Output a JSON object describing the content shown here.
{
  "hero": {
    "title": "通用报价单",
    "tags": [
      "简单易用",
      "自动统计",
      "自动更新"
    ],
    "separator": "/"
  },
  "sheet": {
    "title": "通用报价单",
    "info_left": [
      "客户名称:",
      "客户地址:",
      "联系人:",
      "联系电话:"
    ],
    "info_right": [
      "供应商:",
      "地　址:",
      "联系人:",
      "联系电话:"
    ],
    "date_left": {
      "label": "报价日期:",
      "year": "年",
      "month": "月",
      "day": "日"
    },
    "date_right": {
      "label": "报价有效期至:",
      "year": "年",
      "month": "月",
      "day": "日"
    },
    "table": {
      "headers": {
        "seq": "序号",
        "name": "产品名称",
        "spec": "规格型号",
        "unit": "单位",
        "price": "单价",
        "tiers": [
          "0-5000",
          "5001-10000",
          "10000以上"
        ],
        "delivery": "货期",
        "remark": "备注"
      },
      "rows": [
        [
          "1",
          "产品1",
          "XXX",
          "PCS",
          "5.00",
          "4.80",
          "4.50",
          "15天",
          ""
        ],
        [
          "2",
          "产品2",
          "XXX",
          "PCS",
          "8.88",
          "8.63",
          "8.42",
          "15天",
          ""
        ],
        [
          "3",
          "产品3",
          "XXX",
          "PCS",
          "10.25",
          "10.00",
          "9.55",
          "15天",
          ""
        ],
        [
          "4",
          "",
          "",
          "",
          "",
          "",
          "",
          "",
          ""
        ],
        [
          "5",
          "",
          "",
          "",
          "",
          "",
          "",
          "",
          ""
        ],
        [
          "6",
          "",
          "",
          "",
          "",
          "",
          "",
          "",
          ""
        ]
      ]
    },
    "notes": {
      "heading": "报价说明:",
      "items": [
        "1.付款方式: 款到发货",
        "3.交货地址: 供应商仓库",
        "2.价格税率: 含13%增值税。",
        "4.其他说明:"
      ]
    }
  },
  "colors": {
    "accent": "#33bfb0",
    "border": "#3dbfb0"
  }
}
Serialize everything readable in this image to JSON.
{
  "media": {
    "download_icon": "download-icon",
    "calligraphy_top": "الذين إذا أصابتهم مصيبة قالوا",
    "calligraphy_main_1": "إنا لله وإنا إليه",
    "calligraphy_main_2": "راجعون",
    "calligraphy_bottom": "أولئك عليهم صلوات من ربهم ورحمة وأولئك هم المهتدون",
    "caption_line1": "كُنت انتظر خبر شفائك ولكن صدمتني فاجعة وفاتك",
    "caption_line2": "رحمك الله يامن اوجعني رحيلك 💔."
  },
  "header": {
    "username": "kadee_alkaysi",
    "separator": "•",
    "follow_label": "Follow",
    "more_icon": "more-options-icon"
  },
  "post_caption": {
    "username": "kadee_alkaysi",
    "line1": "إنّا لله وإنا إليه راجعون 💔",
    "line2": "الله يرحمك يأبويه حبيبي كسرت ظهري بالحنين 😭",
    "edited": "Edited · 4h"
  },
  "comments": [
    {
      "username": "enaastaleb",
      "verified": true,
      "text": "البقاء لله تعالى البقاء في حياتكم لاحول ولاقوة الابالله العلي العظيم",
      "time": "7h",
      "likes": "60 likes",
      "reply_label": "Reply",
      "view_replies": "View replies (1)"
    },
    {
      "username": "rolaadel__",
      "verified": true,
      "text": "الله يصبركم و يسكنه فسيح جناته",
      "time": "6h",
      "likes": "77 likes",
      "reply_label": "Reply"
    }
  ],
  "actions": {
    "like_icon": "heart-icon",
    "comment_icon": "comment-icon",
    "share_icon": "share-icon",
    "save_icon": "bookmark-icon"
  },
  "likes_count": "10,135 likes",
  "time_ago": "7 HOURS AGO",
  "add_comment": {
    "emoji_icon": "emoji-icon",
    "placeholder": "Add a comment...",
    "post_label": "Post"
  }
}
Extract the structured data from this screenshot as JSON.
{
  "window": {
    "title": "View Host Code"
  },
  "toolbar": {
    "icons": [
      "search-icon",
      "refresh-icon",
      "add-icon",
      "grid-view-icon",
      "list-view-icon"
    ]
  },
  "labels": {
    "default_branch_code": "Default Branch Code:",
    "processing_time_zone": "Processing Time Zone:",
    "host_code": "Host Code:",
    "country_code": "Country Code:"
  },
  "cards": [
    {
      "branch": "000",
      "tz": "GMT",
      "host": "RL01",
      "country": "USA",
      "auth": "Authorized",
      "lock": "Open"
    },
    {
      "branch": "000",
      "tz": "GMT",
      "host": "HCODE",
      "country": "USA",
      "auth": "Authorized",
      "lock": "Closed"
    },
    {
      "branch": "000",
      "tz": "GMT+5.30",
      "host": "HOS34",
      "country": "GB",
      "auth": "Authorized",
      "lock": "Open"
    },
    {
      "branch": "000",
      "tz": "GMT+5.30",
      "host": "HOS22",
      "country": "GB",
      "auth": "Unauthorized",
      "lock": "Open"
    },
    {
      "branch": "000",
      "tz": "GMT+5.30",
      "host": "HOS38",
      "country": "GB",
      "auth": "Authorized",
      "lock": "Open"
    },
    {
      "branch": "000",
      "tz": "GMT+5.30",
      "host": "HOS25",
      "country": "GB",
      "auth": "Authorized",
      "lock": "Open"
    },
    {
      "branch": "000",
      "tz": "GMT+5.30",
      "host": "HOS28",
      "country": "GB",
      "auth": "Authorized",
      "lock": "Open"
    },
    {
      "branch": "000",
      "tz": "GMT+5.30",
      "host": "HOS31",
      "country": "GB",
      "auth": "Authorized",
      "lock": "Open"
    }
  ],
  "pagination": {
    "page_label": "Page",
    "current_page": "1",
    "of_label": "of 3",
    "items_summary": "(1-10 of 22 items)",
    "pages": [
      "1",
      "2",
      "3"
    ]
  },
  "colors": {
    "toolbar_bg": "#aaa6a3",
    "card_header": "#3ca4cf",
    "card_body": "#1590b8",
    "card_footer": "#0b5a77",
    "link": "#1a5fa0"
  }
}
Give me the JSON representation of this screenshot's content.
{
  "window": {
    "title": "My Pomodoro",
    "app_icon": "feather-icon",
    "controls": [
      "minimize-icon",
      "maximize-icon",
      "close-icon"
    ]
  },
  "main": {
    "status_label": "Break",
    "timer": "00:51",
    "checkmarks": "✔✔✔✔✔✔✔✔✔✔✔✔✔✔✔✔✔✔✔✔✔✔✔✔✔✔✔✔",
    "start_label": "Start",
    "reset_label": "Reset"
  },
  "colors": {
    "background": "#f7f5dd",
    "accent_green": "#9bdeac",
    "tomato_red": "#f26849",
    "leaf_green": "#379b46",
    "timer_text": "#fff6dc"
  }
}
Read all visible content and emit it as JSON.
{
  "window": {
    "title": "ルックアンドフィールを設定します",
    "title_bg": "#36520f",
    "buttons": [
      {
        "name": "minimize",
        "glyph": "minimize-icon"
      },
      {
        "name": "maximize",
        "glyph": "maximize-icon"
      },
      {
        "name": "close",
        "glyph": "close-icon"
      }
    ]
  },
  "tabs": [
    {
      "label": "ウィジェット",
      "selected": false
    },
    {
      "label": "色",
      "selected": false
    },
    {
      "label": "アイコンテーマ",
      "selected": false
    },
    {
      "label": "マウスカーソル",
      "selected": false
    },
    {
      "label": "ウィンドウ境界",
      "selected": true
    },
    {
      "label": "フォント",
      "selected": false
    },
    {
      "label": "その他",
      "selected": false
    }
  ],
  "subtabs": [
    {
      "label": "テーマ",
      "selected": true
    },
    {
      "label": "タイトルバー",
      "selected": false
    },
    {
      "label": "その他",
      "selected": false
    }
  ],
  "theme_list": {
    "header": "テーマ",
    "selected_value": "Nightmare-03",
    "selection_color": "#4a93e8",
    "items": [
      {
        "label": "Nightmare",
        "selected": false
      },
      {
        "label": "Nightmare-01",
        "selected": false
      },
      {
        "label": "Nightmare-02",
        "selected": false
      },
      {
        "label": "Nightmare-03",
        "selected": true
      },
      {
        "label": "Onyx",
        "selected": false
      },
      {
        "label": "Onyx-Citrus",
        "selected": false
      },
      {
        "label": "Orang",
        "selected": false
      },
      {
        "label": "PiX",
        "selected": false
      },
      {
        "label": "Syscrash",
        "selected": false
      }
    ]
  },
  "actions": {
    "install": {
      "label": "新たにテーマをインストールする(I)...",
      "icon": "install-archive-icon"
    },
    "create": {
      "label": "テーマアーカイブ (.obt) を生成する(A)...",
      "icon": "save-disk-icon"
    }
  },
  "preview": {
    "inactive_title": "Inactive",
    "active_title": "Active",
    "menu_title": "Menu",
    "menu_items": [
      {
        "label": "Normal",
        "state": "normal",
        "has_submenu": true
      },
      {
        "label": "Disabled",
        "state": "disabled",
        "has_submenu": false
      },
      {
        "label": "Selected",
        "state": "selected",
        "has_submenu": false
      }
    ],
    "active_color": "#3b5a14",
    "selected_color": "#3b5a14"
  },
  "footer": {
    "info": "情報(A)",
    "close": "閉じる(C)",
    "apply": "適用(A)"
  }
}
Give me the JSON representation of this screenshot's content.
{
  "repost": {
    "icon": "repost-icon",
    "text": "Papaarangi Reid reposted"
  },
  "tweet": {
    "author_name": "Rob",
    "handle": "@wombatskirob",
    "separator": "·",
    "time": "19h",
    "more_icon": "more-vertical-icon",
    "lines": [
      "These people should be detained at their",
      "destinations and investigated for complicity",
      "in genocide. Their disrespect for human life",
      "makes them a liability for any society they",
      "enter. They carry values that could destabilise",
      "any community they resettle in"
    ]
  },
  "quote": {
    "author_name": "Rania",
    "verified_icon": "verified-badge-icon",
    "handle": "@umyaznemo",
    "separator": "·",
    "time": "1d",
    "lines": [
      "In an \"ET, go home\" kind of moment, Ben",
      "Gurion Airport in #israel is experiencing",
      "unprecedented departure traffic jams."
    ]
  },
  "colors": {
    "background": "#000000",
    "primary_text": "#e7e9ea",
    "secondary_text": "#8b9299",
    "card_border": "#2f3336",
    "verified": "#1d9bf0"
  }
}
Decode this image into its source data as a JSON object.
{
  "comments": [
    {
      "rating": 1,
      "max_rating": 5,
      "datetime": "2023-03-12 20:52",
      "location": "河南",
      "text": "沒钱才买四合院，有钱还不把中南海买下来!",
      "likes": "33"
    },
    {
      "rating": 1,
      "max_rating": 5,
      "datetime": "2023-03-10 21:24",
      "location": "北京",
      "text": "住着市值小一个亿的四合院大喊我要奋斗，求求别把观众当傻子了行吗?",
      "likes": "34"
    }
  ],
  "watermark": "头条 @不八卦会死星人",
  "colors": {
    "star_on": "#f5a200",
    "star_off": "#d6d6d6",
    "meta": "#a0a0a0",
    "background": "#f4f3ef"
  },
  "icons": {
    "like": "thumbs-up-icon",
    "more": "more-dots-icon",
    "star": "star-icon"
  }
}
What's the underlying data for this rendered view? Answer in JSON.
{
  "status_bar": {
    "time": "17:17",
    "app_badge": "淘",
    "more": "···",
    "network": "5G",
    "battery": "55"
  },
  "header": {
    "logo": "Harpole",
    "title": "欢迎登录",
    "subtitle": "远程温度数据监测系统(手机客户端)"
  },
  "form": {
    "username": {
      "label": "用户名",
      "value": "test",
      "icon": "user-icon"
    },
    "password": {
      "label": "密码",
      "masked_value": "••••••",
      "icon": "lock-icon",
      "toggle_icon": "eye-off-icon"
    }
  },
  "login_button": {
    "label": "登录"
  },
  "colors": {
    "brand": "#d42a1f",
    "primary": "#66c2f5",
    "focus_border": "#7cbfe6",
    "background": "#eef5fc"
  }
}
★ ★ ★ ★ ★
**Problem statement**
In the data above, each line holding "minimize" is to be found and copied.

**Finished task**
      "minimize-icon",
        "name": "minimize",
        "glyph": "minimize-icon"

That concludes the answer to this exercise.